27 more coronavirus deaths in CT; toll is at 112
Another 27 fatalities occurred in state hospitals into Thursday, bringing Connecticut’s total deaths in the pandemic to 112.
During his daily briefing Thursday afternoon in the State Capitol, Gov. Ned Lamont said there have been another 267 people who tested positive for COVID-19, bringing the state total to 3,824, while 827 people are now hospitalized with the virus. He said that while there are more than 1,000 ventilators in the state, another 1,500 are needed.
While the gender breakdown for those infected is about even between men and women, the governor said that more men have died, possibly because of pre-existing conditions. “It just reminds you that social distancing and taking all those precautions can make a difference, he said. “Maybe in a week or so we’ll know whether it’s making a difference in Connecticut.”
At 7:45 p.m., the latest executive order was released, limiting statewide hotel rooms and short-term rentals to essential workers. “Not leisure travel, not vacationers,” Lamont said. “Trying to make sure that’s not just prioritized, but exclusively for essential workers and that takes effect tomorrow.”
In an attempt to maximize social distancing while keeping alive the state’s liquor stores and restaurants, home delivery of alcoholic beverages will now be allowed.
He said that the next week will be crucial in finding out whether the state has succeeded in slowing the spread of the coronavirus.
State Police have visited “dozens and dozens” of retail establishments, checking to see if they are obeying new orders to cut down on crowds, by cutting in half the previous attendance limits set by local fire departments, Lamont said. While most businesses are observing the social distancing policies, other businesses did not and “got a friendly talking to” from the state troopers. “It won’t be a friendly talking to next time,” Lamont said. Penalties could include Class D felonies punishable with $5,000 fines and five years in prison.
Renee Coleman-Mitchell, commissioner of the state Department of Public Health, said that COVID-19 infections have been found in 57 of the state’s 215 nursing homes.
Lamont said that the state has about 1,033 ventilators, but needs another 1,500 because of the anticipated peak need calculated two months ago. “It’s a source of endless frustration for me,” Lamont admitted.
The governor and Melissa McCaw, his budget chief, estimated that the pandemic is likely to create a cascade of red ink in the state budget deficit, which a month ago was about $60 million in deficit. The shortfall is now likely to top $500 million in the current fiscal year that runs through June 30, plus another $1 billion in the next budget year, even with an expected $1.45 billion in federal relief. Lamont said he was glad that the state has generated a budget reserve fund — the so-called rainy day fund — of about $2.5 billion.

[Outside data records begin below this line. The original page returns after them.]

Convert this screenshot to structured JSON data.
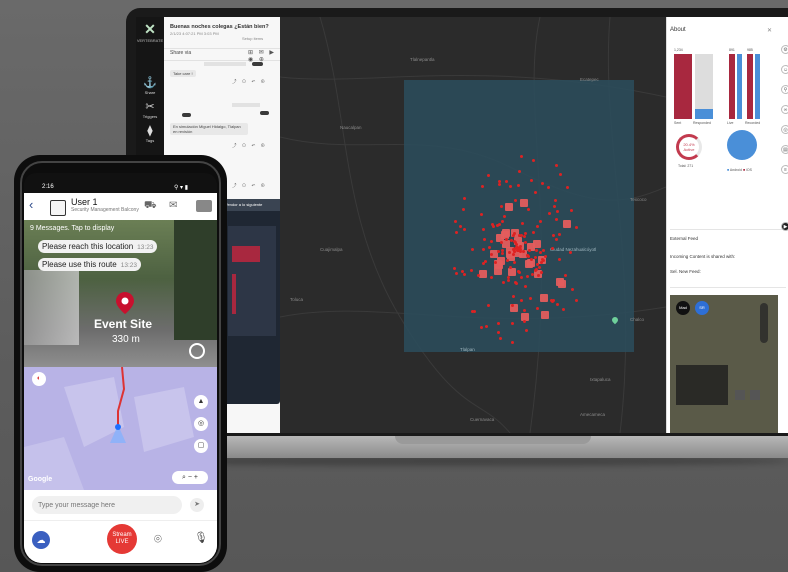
{
  "laptop": {
    "rail": {
      "brand": "VERTEBRATE",
      "items": [
        {
          "icon": "share-icon",
          "glyph": "⚓",
          "label": "Share"
        },
        {
          "icon": "triggers-icon",
          "glyph": "✂",
          "label": "Triggers"
        },
        {
          "icon": "tags-icon",
          "glyph": "⧫",
          "label": "Tags"
        }
      ]
    },
    "chat": {
      "title": "Buenas noches colegas ¿Están bien?",
      "subtitle": "2/1/23 4:07:21 PM 3:03 PM",
      "subtitle2": "Setup items",
      "share_label": "Share via",
      "messages": [
        {
          "text": "Take care !",
          "time": ""
        },
        {
          "text": "En simulación Miguel Hidalgo, Tlalpan en revisión",
          "time": ""
        }
      ],
      "overlay_title": "Vendor a lo siguiente"
    },
    "about": {
      "title": "About",
      "chart1": {
        "labels": [
          "Sent",
          "Responded"
        ],
        "values": [
          "1,234",
          "271"
        ]
      },
      "chart2": {
        "labels": [
          "Live",
          "Recorded"
        ],
        "values": [
          "891",
          "985"
        ]
      },
      "donut": {
        "percent": "20.4%",
        "label": "Active",
        "total": "Total: 271"
      },
      "pie_legend": [
        "Android",
        "iOS"
      ],
      "external_feed": "External Feed",
      "incoming": "Incoming Content is shared with:",
      "sel": "Sel. New Feed:",
      "thumb_buttons": [
        "Mad",
        "SR"
      ]
    },
    "map_labels": [
      "Tlalnepantla",
      "Ecatepec",
      "Naucalpan",
      "Ciudad Nezahualcóyotl",
      "Tlalpan",
      "Cuajimalpa",
      "Texcoco",
      "Chalco",
      "Toluca",
      "Ixtapaluca",
      "Amecameca",
      "Cuernavaca"
    ],
    "colors": {
      "accent": "#a8283f",
      "blue": "#4a8fd8",
      "cluster": "#e35d5d",
      "region": "#2b4e5d"
    }
  },
  "phone": {
    "status_time": "2:16",
    "user_name": "User 1",
    "user_role": "Security Management Balcony",
    "messages_count": "9 Messages. Tap to display",
    "messages": [
      {
        "text": "Please reach this location",
        "time": "13:23"
      },
      {
        "text": "Please use this route",
        "time": "13:23"
      }
    ],
    "event_name": "Event Site",
    "event_distance": "330 m",
    "map_brand": "Google",
    "input_placeholder": "Type your message here",
    "stream_label_1": "Stream",
    "stream_label_2": "LIVE"
  }
}
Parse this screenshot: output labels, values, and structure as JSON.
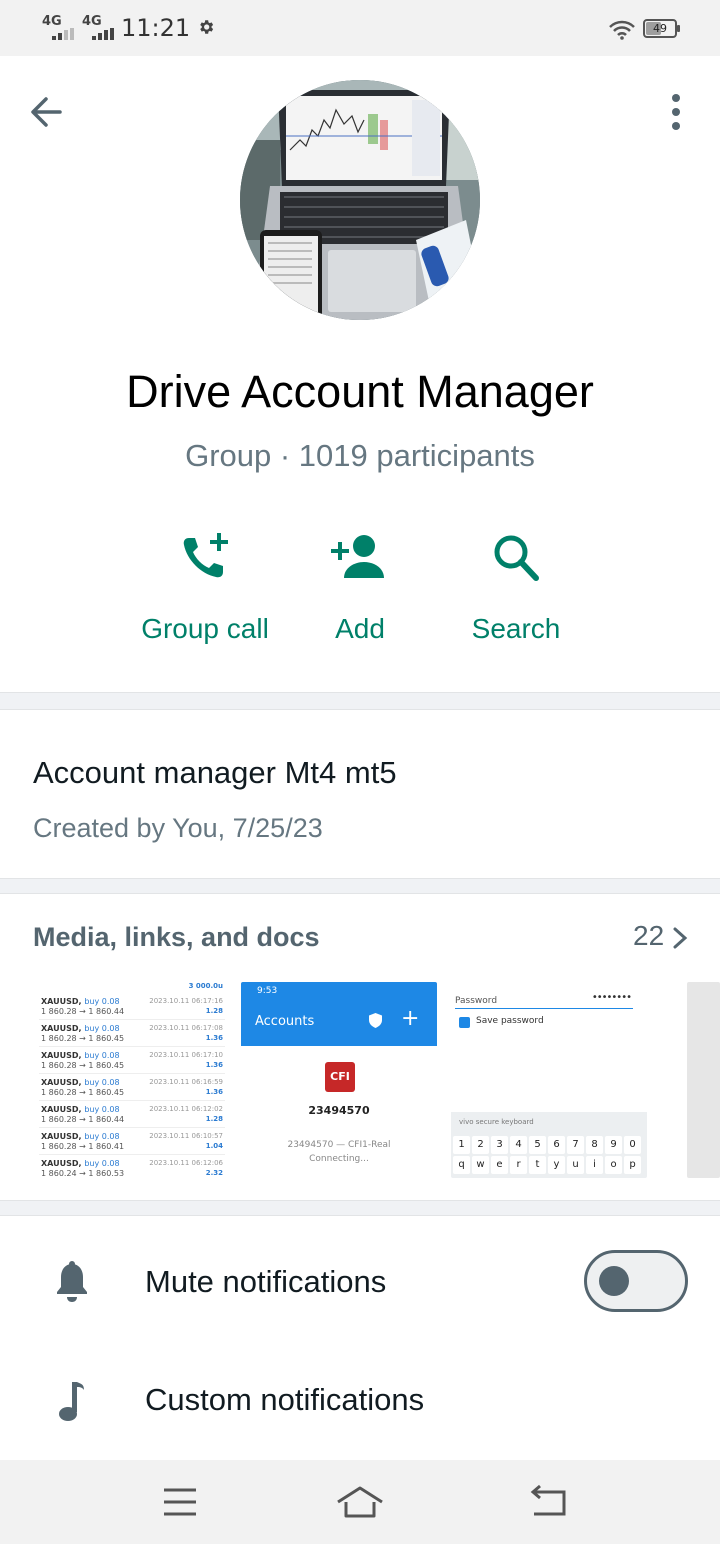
{
  "status_bar": {
    "signal1": "4G",
    "signal2": "4G",
    "time": "11:21",
    "battery": "49",
    "battery_level": 0.49,
    "icons": [
      "gear-icon",
      "wifi-icon",
      "battery-icon"
    ]
  },
  "header": {
    "back_icon": "arrow-left-icon",
    "menu_icon": "more-vertical-icon",
    "avatar": "group-photo"
  },
  "group": {
    "name": "Drive Account Manager",
    "subtitle": "Group · 1019 participants"
  },
  "actions": [
    {
      "label": "Group call",
      "icon": "phone-add-icon"
    },
    {
      "label": "Add",
      "icon": "person-add-icon"
    },
    {
      "label": "Search",
      "icon": "search-icon"
    }
  ],
  "description": {
    "text": "Account manager Mt4 mt5",
    "created": "Created by You, 7/25/23"
  },
  "media": {
    "title": "Media, links, and docs",
    "count": "22",
    "thumb1": {
      "top": "3 000.0u",
      "rows": [
        {
          "sym": "XAUUSD,",
          "side": "buy 0.08",
          "px": "1 860.28 → 1 860.44",
          "dt": "2023.10.11 06:17:16",
          "pf": "1.28"
        },
        {
          "sym": "XAUUSD,",
          "side": "buy 0.08",
          "px": "1 860.28 → 1 860.45",
          "dt": "2023.10.11 06:17:08",
          "pf": "1.36"
        },
        {
          "sym": "XAUUSD,",
          "side": "buy 0.08",
          "px": "1 860.28 → 1 860.45",
          "dt": "2023.10.11 06:17:10",
          "pf": "1.36"
        },
        {
          "sym": "XAUUSD,",
          "side": "buy 0.08",
          "px": "1 860.28 → 1 860.45",
          "dt": "2023.10.11 06:16:59",
          "pf": "1.36"
        },
        {
          "sym": "XAUUSD,",
          "side": "buy 0.08",
          "px": "1 860.28 → 1 860.44",
          "dt": "2023.10.11 06:12:02",
          "pf": "1.28"
        },
        {
          "sym": "XAUUSD,",
          "side": "buy 0.08",
          "px": "1 860.28 → 1 860.41",
          "dt": "2023.10.11 06:10:57",
          "pf": "1.04"
        },
        {
          "sym": "XAUUSD,",
          "side": "buy 0.08",
          "px": "1 860.24 → 1 860.53",
          "dt": "2023.10.11 06:12:06",
          "pf": "2.32"
        }
      ]
    },
    "thumb2": {
      "time": "9:53",
      "title": "Accounts",
      "logo": "CFI",
      "number": "23494570",
      "server": "23494570 — CFI1-Real",
      "status": "Connecting..."
    },
    "thumb3": {
      "password_label": "Password",
      "password_dots": "••••••••",
      "save_password": "Save password",
      "keyboard_title": "vivo secure keyboard",
      "keys": [
        "1",
        "2",
        "3",
        "4",
        "5",
        "6",
        "7",
        "8",
        "9",
        "0",
        "q",
        "w",
        "e",
        "r",
        "t",
        "y",
        "u",
        "i",
        "o",
        "p"
      ]
    }
  },
  "settings": {
    "mute": {
      "label": "Mute notifications",
      "icon": "bell-icon",
      "enabled": false
    },
    "custom": {
      "label": "Custom notifications",
      "icon": "music-note-icon"
    }
  },
  "navbar": {
    "icons": [
      "menu-icon",
      "home-icon",
      "back-icon"
    ]
  },
  "colors": {
    "accent": "#008069",
    "secondary_text": "#667781",
    "divider": "#f0f2f5"
  }
}
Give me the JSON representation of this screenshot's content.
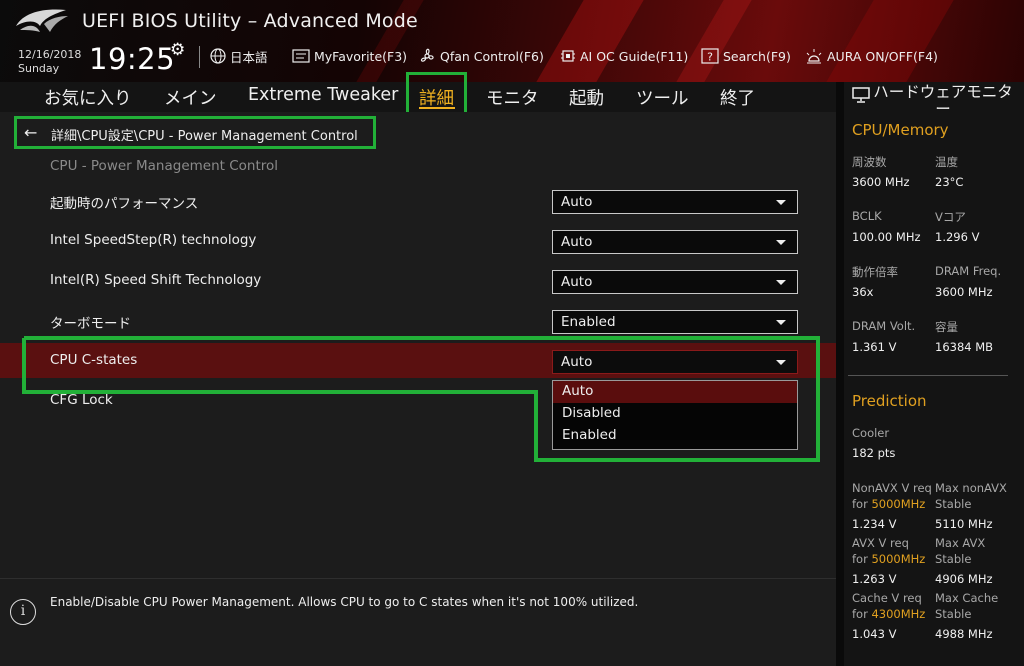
{
  "header": {
    "title": "UEFI BIOS Utility – Advanced Mode",
    "date": "12/16/2018",
    "day": "Sunday",
    "time": "19:25",
    "tools": {
      "language": "日本語",
      "my_favorite": "MyFavorite(F3)",
      "qfan": "Qfan Control(F6)",
      "ai_oc": "AI OC Guide(F11)",
      "search": "Search(F9)",
      "aura": "AURA ON/OFF(F4)"
    }
  },
  "nav": {
    "tabs": [
      {
        "label": "お気に入り"
      },
      {
        "label": "メイン"
      },
      {
        "label": "Extreme Tweaker"
      },
      {
        "label": "詳細"
      },
      {
        "label": "モニタ"
      },
      {
        "label": "起動"
      },
      {
        "label": "ツール"
      },
      {
        "label": "終了"
      }
    ],
    "active_index": 3
  },
  "main": {
    "breadcrumb": "詳細\\CPU設定\\CPU - Power Management Control",
    "section_title": "CPU - Power Management Control",
    "settings": [
      {
        "label": "起動時のパフォーマンス",
        "value": "Auto"
      },
      {
        "label": "Intel SpeedStep(R) technology",
        "value": "Auto"
      },
      {
        "label": "Intel(R) Speed Shift Technology",
        "value": "Auto"
      },
      {
        "label": "ターボモード",
        "value": "Enabled"
      },
      {
        "label": "CPU C-states",
        "value": "Auto"
      },
      {
        "label": "CFG Lock",
        "value": ""
      }
    ],
    "dropdown_options": [
      "Auto",
      "Disabled",
      "Enabled"
    ],
    "dropdown_selected": "Auto"
  },
  "help": {
    "text": "Enable/Disable CPU Power Management. Allows CPU to go to C states when it's not 100% utilized."
  },
  "hw_monitor": {
    "title": "ハードウェアモニター",
    "cpu_memory": {
      "heading": "CPU/Memory",
      "frequency_label": "周波数",
      "frequency_value": "3600 MHz",
      "temperature_label": "温度",
      "temperature_value": "23°C",
      "bclk_label": "BCLK",
      "bclk_value": "100.00 MHz",
      "vcore_label": "Vコア",
      "vcore_value": "1.296 V",
      "ratio_label": "動作倍率",
      "ratio_value": "36x",
      "dram_freq_label": "DRAM Freq.",
      "dram_freq_value": "3600 MHz",
      "dram_volt_label": "DRAM Volt.",
      "dram_volt_value": "1.361 V",
      "capacity_label": "容量",
      "capacity_value": "16384 MB"
    },
    "prediction": {
      "heading": "Prediction",
      "cooler_label": "Cooler",
      "cooler_value": "182 pts",
      "nonavx_req_label": "NonAVX V req",
      "nonavx_for": "for ",
      "nonavx_freq": "5000MHz",
      "nonavx_req_value": "1.234 V",
      "max_nonavx_label": "Max nonAVX",
      "max_nonavx_sub": "Stable",
      "max_nonavx_value": "5110 MHz",
      "avx_req_label": "AVX V req",
      "avx_for": "for ",
      "avx_freq": "5000MHz",
      "avx_req_value": "1.263 V",
      "max_avx_label": "Max AVX",
      "max_avx_sub": "Stable",
      "max_avx_value": "4906 MHz",
      "cache_req_label": "Cache V req",
      "cache_for": "for ",
      "cache_freq": "4300MHz",
      "cache_req_value": "1.043 V",
      "max_cache_label": "Max Cache",
      "max_cache_sub": "Stable",
      "max_cache_value": "4988 MHz"
    }
  },
  "colors": {
    "accent": "#f0b020",
    "highlight_row": "#5a1010",
    "annotation_green": "#22b038",
    "section_heading": "#e0a020"
  }
}
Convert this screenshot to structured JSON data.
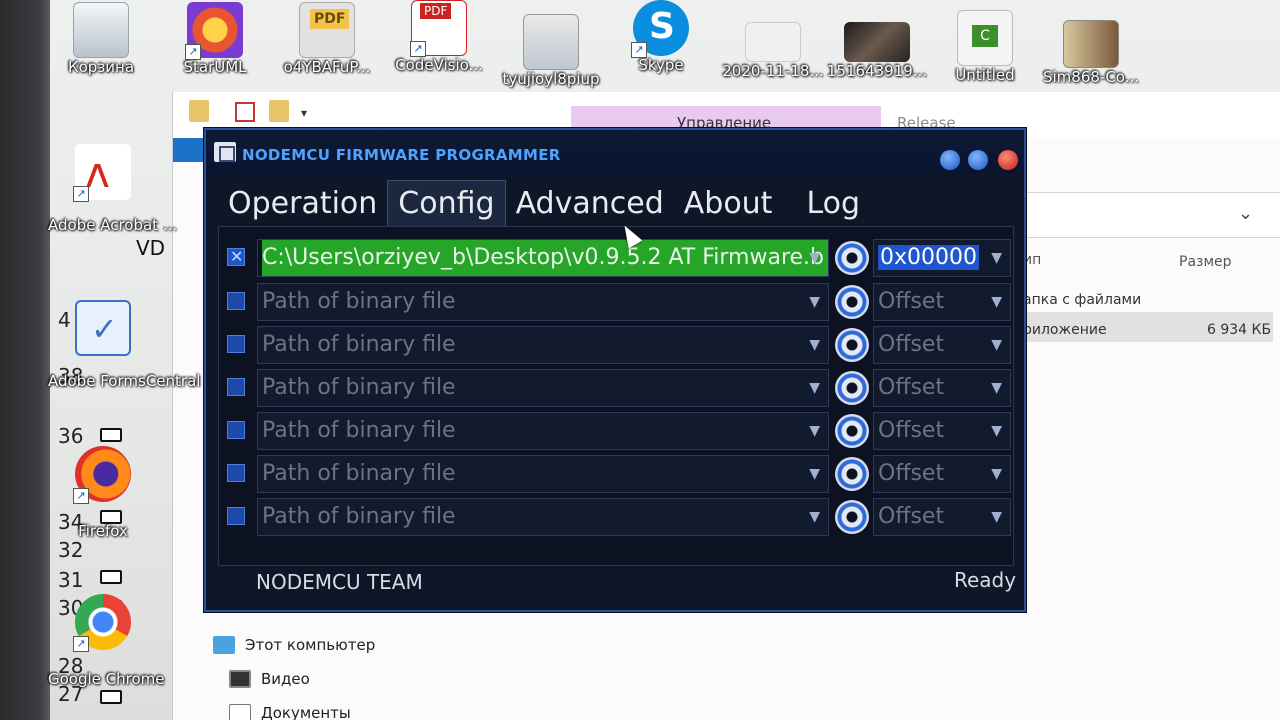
{
  "desktop": {
    "icons": [
      {
        "label": "Корзина"
      },
      {
        "label": "StarUML"
      },
      {
        "label": "o4YBAFuP..."
      },
      {
        "label": "CodeVisio..."
      },
      {
        "label": "tyujioyl8piup"
      },
      {
        "label": "Skype"
      },
      {
        "label": "2020-11-18..."
      },
      {
        "label": "151643919..."
      },
      {
        "label": "Untitled"
      },
      {
        "label": "Sim868-Co..."
      },
      {
        "label": "Adobe Acrobat ..."
      },
      {
        "label": "Adobe FormsCentral"
      },
      {
        "label": "Firefox"
      },
      {
        "label": "Google Chrome"
      }
    ],
    "partial_text": "VD",
    "pdf_badge": "PDF",
    "ruler_numbers": [
      "4",
      "38",
      "36",
      "34",
      "32",
      "31",
      "30",
      "28",
      "27"
    ]
  },
  "explorer": {
    "ribbon_tab": "Управление",
    "ribbon_tab2": "Release",
    "column_type": "ип",
    "column_size": "Размер",
    "rows": [
      {
        "type": "апка с файлами",
        "size": ""
      },
      {
        "type": "риложение",
        "size": "6 934 КБ"
      }
    ],
    "nav": [
      {
        "label": "Этот компьютер"
      },
      {
        "label": "Видео"
      },
      {
        "label": "Документы"
      }
    ]
  },
  "app": {
    "title": "NODEMCU FIRMWARE PROGRAMMER",
    "tabs": [
      "Operation",
      "Config",
      "Advanced",
      "About",
      "Log"
    ],
    "active_tab": "Config",
    "rows": [
      {
        "checked": true,
        "path": "C:\\Users\\orziyev_b\\Desktop\\v0.9.5.2 AT Firmware.b",
        "offset": "0x00000"
      },
      {
        "checked": false,
        "path_placeholder": "Path of binary file",
        "offset_placeholder": "Offset"
      },
      {
        "checked": false,
        "path_placeholder": "Path of binary file",
        "offset_placeholder": "Offset"
      },
      {
        "checked": false,
        "path_placeholder": "Path of binary file",
        "offset_placeholder": "Offset"
      },
      {
        "checked": false,
        "path_placeholder": "Path of binary file",
        "offset_placeholder": "Offset"
      },
      {
        "checked": false,
        "path_placeholder": "Path of binary file",
        "offset_placeholder": "Offset"
      },
      {
        "checked": false,
        "path_placeholder": "Path of binary file",
        "offset_placeholder": "Offset"
      }
    ],
    "footer_left": "NODEMCU TEAM",
    "footer_right": "Ready"
  }
}
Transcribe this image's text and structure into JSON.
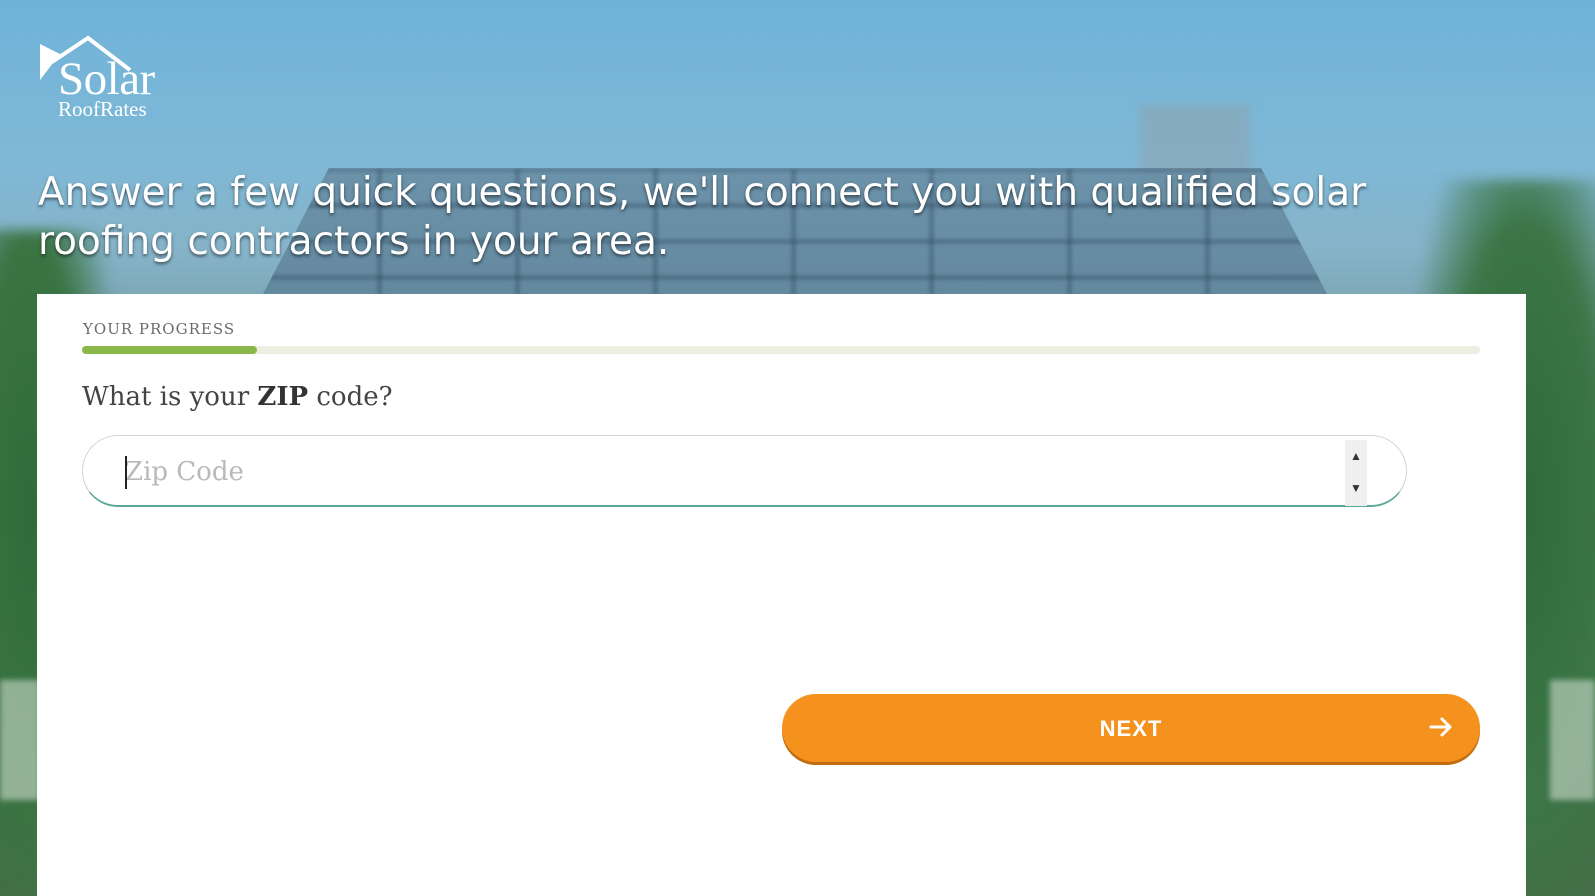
{
  "brand": {
    "name_main": "Solar",
    "name_sub": "RoofRates"
  },
  "headline": "Answer a few quick questions, we'll connect you with qualified solar roofing contractors in your area.",
  "progress": {
    "label": "YOUR PROGRESS",
    "fraction": 0.125
  },
  "question": {
    "prefix": "What is your ",
    "emphasis": "ZIP",
    "suffix": " code?"
  },
  "zip_field": {
    "value": "",
    "placeholder": "Zip Code"
  },
  "next_button": {
    "label": "NEXT",
    "icon": "arrow-right-icon"
  },
  "colors": {
    "accent": "#f5921e",
    "progress_fill": "#8bb84a",
    "input_border": "#5aa89a"
  }
}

In other pandemic developments, Chief Medical Examiner James Gill on Thursday confirmed that the six-week baby, who was found to have COVID-19 in an autopsy, was pronounced dead at St. Francis Hospital in Hartford’s North End. After an initial report from Hearst Connecticut Media, the hospital confirmed the fatality Thursday afternoon.
“The infant did test positive for the COVID-19 virus and an autopsy was done at the Office of the Chief Medical Examiner,” Gill said in an email Thursday morning. “At the current time, we have not issued a final cause of death. There are numerous tests that we must do on infant deaths before issuing a final cause of death. It will be a few weeks before the investigation is done.”
He declined to give other details, including whether the baby was a boy or a girl. A source familiar with the case said it was a girl whose mother said the baby was having trouble breathing when she brought her to the hospital.
The hospital confirmed the fatality.
“We are deeply saddened by this loss and we offer our sincere condolences and prayers to the family,” a hospital spokesperson said in a statement, citing federal privacy protections that limit further details. “Although children have made up a small fraction of COVID-19 cases, it can impact anyone. As a community, we must do everything we can to prevent the spread of the virus.”
Dan Haar contributed to this report.